Waco 742. Long Soldier. (Front.) 743. Long Soldier. (Profile.) Wichita 744. Assadawa. (Front.) 745. Assadawa. (Profile.) 746. Esquitzchew. (Front.) 747. Esquitzchew. (Profile.) 748. Black Horse. 165, 167. Buffalo Goad. (Front.) 166, 168. Buffalo Goad. (Profile.) Was one of the great delegation of chiefs from the Indian Territory in 1872, among whom were Little Raven, Little
Yscanis Indians. A tribe of the Wichita confederacy; they were entirely distinct from the Asinais (Hasinai), though the names of the two tribes have been confused. It is possible that the Ysconis, or Isconis, reported to Domingo de Mendoza in 1684 among the tribes awaiting him somewhere in central or east Texas, were the Yscanis1
Tawehash Indians (Ta-we’-hash, commonly known in early Spanish writings as Taovayas.) A principal tribe of the Wichita confederacy, distinct from the Wichita proper, although the terms are now used as synonymous.
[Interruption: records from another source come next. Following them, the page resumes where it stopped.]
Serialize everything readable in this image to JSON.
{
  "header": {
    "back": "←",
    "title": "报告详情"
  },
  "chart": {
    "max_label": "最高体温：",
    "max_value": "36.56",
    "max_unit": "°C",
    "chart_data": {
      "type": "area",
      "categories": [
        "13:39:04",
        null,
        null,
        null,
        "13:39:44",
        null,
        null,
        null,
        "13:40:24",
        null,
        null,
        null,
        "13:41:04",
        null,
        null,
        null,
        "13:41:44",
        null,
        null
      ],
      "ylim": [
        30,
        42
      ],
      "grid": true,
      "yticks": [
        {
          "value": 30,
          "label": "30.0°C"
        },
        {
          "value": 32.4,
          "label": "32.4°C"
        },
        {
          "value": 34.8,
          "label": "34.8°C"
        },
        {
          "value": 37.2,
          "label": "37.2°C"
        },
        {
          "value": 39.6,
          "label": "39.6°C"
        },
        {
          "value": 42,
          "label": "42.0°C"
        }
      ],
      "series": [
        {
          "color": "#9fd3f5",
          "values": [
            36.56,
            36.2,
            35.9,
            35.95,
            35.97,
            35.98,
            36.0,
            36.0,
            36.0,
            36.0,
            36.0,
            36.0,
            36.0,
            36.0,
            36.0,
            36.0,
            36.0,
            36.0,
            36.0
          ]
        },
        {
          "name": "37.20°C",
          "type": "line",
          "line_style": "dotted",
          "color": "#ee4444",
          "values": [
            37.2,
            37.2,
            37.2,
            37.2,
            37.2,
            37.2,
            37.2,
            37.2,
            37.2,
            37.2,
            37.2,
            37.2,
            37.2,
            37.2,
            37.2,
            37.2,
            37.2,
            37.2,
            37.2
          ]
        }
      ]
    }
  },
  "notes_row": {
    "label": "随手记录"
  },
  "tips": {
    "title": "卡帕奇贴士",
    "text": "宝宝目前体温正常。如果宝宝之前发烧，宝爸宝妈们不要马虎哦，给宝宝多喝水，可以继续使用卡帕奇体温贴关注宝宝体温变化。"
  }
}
By the middle of the 18th century they had settled on upper Red river, where they remained relatively fixed for about a hundred years.
Wichita Indians, Wichita Confederacy. A confederacy of Caddoan stock, closely related linguistically to the Pawnee, and formerly ranging from about the middle Arkansas river, Kansas, southward to Brazos river, Texas, of which general region they appear to be the aborigines; antedating the Comanche, Kiowa, Mescaleros, and Siouan tribes. They now reside in Caddo County, west